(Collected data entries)
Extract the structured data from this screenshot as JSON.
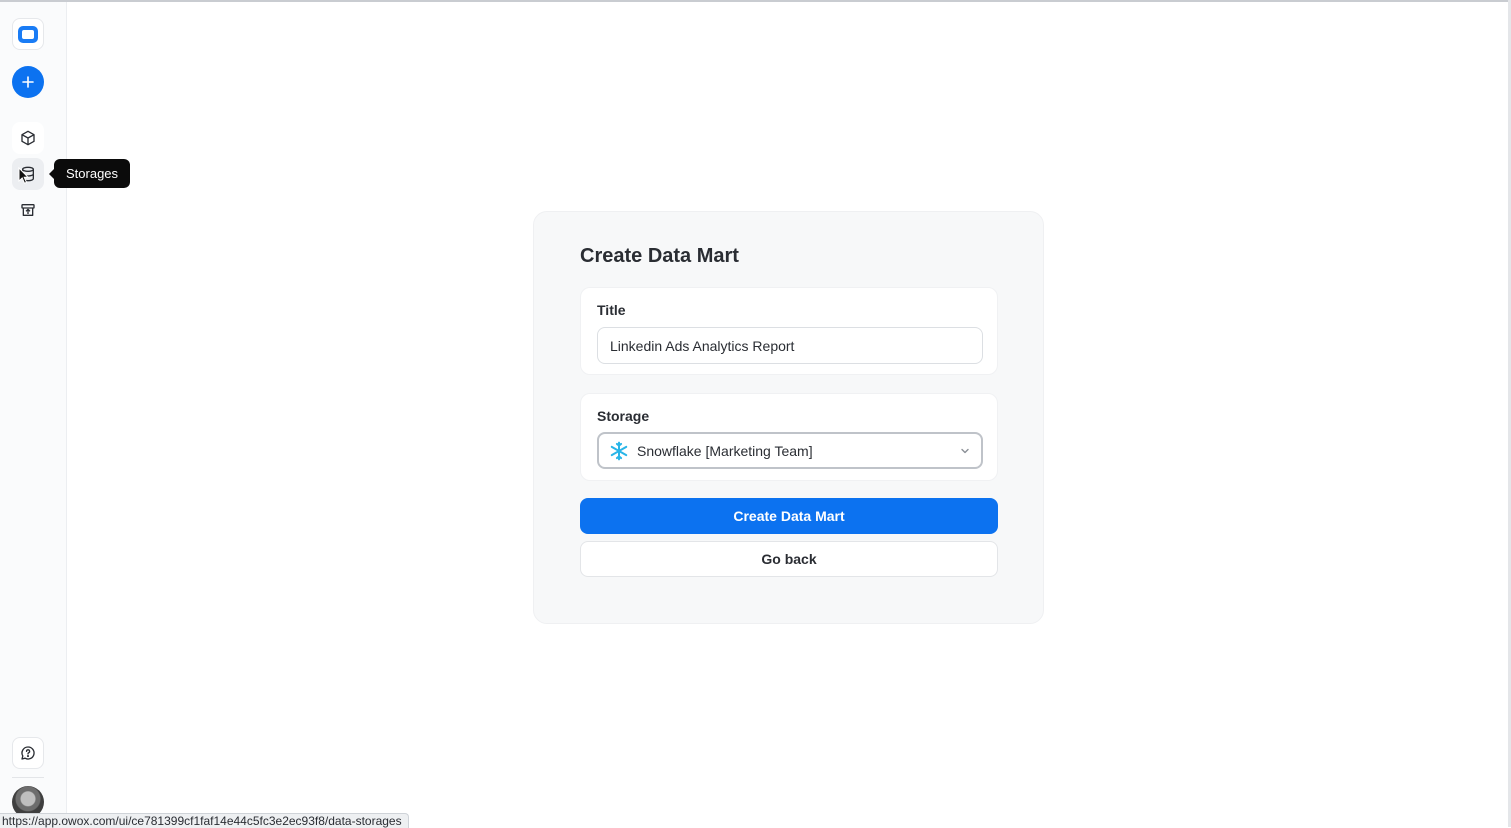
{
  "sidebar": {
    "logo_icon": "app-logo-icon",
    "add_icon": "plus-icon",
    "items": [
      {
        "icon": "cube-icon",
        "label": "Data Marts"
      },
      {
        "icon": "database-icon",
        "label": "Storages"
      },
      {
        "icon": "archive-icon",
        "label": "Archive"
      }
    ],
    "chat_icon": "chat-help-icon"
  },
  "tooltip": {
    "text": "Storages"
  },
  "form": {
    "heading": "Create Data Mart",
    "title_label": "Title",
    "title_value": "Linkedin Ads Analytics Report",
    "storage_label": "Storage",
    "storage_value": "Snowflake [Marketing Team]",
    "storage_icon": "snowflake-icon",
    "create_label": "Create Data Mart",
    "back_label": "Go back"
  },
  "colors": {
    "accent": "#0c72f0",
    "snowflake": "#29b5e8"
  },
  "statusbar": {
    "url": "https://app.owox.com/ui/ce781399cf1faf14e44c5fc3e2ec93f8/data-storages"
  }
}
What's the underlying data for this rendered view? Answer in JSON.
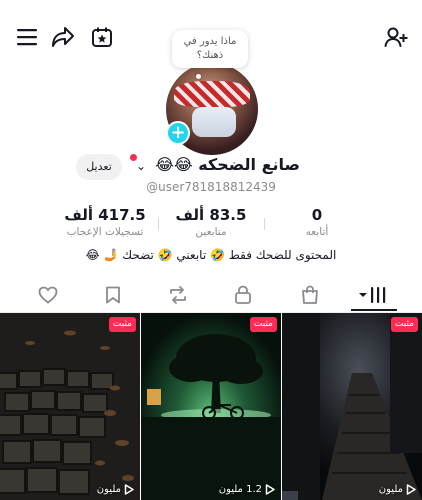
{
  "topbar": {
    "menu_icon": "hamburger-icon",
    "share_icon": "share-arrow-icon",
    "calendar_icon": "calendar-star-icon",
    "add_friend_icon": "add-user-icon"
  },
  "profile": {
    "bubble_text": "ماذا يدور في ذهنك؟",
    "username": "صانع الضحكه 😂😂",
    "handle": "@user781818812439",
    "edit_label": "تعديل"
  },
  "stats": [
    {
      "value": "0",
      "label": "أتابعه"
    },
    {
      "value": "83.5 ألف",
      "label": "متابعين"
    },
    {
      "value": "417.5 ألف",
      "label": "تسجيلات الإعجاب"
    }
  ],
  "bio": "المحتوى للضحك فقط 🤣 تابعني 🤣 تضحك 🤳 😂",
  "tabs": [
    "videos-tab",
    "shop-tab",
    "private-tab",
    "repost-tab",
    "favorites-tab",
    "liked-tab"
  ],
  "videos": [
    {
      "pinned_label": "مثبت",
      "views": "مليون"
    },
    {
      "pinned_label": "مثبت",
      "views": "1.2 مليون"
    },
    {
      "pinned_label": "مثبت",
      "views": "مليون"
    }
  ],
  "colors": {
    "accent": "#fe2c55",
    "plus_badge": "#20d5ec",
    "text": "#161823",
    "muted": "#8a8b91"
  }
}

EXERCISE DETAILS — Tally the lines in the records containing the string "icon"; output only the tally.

SOLUTION TO THE EXERCISE — 11